> **ACTIVITY**: Your copy should repeat each record exactly and contain none of the pictures.

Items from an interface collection
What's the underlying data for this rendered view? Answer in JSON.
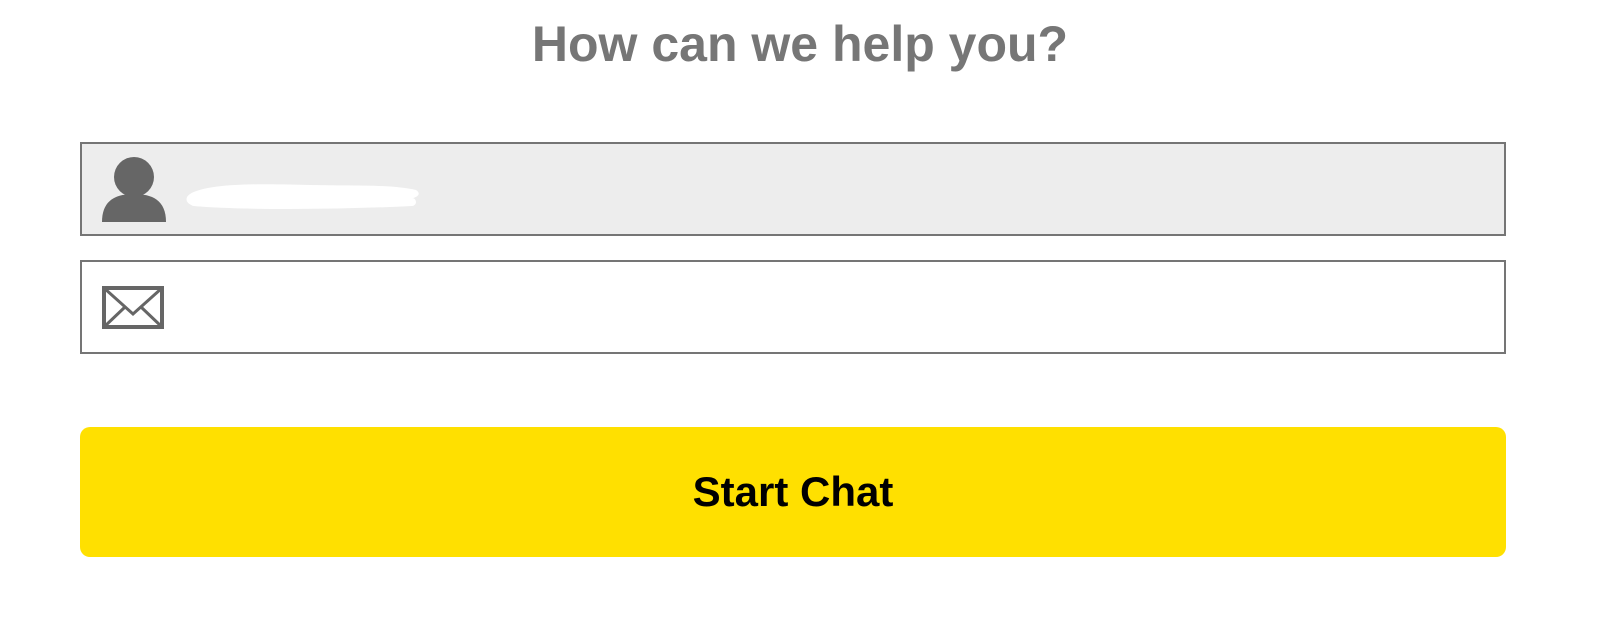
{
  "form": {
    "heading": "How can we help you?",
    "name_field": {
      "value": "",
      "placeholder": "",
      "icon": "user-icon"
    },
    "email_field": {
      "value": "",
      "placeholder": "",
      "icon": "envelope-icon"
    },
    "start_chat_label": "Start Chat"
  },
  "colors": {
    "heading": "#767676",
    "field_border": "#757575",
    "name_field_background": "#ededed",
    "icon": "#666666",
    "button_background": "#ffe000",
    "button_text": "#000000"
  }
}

> **SOLUTION TO THIS EXERCISE**:
What's the underlying data for this rendered view? Answer in JSON.
{
  "form": {
    "heading": "How can we help you?",
    "name_field": {
      "value": "",
      "placeholder": "",
      "icon": "user-icon"
    },
    "email_field": {
      "value": "",
      "placeholder": "",
      "icon": "envelope-icon"
    },
    "start_chat_label": "Start Chat"
  },
  "colors": {
    "heading": "#767676",
    "field_border": "#757575",
    "name_field_background": "#ededed",
    "icon": "#666666",
    "button_background": "#ffe000",
    "button_text": "#000000"
  }
}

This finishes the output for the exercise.